Extracted material.
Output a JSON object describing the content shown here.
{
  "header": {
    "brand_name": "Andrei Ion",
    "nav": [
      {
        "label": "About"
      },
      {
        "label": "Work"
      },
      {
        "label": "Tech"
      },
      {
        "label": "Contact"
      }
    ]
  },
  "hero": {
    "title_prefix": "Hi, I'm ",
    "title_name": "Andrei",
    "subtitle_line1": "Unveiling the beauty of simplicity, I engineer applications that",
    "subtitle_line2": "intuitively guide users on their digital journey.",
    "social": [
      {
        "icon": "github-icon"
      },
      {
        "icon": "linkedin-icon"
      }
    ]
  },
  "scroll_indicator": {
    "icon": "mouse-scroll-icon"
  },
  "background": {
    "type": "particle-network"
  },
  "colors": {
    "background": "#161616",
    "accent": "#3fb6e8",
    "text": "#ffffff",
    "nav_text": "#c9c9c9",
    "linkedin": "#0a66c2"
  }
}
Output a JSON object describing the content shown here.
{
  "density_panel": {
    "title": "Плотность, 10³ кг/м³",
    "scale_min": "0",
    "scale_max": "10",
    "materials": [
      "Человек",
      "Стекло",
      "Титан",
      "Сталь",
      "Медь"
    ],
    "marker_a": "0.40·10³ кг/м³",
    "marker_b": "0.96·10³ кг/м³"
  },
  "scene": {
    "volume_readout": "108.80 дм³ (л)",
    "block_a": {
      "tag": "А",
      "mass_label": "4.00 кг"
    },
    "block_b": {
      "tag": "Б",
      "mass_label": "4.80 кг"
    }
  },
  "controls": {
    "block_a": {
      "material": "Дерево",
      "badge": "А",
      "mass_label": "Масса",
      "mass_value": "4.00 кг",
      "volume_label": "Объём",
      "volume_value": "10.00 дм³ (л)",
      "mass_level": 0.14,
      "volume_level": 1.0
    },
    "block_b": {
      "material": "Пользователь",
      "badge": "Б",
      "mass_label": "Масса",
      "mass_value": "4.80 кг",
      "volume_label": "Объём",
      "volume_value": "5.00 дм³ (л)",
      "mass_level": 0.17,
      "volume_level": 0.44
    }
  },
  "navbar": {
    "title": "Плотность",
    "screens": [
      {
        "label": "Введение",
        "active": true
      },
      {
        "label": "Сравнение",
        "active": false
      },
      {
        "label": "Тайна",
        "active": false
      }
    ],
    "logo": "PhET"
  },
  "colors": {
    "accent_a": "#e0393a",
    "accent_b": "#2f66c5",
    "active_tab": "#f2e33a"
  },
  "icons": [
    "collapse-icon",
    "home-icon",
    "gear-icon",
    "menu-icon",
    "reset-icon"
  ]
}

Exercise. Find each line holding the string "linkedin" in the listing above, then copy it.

Finished exercise.
        "icon": "linkedin-icon"
    "linkedin": "#0a66c2"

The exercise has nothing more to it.